News Staff Writer

Although the COVID-19 pandemic has messed up plans to some degree, organizers of Atmore’s annual parade and tribute to Civil Rights icon Martin Luther King Jr. said the memorial event will not be a casualty to the virus.
Sandra Gray, vice president of Concerned Citizens of Atmore, said last week this year’s celebration would be a scaled-down version of the annual salute to King and his effort on behalf of racial equality.
“We’re getting there,” Gray said of putting the federal holiday’s focal point — a parade through the northern section of downtown Atmore — together. “We have several entries for the parade, and we will be taking applications for more entries all this weekend, Friday, January 15 through Sunday, January 17. I think we’ll have a pretty good parade.”
Those who might want to enter a float, vehicle or marching group in the parade will have a chance to do so this weekend at Unity House on North Main Street. Applications will be accepted from 3-7 p.m. on Friday, from 3-5 p.m. on Saturday and from 3 p.m. “until” on Sunday.
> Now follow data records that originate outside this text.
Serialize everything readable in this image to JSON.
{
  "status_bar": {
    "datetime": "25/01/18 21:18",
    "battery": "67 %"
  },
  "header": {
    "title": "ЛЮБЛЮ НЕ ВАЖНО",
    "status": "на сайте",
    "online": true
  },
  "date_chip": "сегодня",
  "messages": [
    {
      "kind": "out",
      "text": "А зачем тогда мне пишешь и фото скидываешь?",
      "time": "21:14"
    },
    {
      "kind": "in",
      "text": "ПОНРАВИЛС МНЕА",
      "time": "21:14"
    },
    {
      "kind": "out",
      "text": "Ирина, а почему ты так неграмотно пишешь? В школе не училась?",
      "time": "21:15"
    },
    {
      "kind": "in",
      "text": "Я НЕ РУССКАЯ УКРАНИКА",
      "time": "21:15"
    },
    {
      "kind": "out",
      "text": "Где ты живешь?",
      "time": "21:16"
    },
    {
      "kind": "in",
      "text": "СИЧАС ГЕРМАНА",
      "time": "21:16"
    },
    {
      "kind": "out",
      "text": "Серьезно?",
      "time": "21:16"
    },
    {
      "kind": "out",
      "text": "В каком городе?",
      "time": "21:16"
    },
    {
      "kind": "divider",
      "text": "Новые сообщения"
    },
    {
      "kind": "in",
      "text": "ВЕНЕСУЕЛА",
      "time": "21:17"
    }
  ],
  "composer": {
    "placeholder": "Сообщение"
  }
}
“Each applicant has to bring proof of insurance on any vehicle that might be entered,” Gray said. “They also have to provide the name of the driver, who has to be 21 or older, and a copy of that person’s driver’s license. A $10 entry fee will be charged for each entrant, with a $20 fee for floats. This year’s theme is ‘Truth, Love, Justice and Peace.’”
Entries in the parade caravan will begin lining up at Houston Avery Park around 8:30 a.m. Monday, January 18. The parade will roll at 10 a.m. The route will be the same as last year, covering MLK Drive, Ashley, Main and Liberty streets. From Liberty, the parade will continue back to MLK, then to Emmanuel Faith Center, 701 East Ridgeley.
Sharing grand marshal honors will be Judge Karean Reynolds (the first black to oversee Atmore Municipal Court proceedings), first-term District 3 City Councilwoman Eunice Johnson (the first black female to sit on the council), first-term District 4 City Councilman Shawn Lassiter, the council’s Mayor Pro Tem and District 5 BOE member Loumeek White.
All candy tossed from parade entrants must be in a plastic bag (no loose candy), and CCA members will be giving away knit caps and gloves.
Free bag lunches will be served at the church after the parade, and each grand marshal is expected to speak briefly. The Expose dance team will perform during the parade, and Emmanuel Faith Center’s Praise Team will perform outside the church following the parade.
The MLK Breakfast usually held in conjunction with the weekend celebration has been canceled.
“With COVID and social distancing, we couldn’t find a place with enough room for our breakfast,” Gray said. “Things will be a little different this year, but it will still be a great day of service.”
Face masks must be worn by parade participants, and social distancing is required. Police and other security will be scattered along the parade route.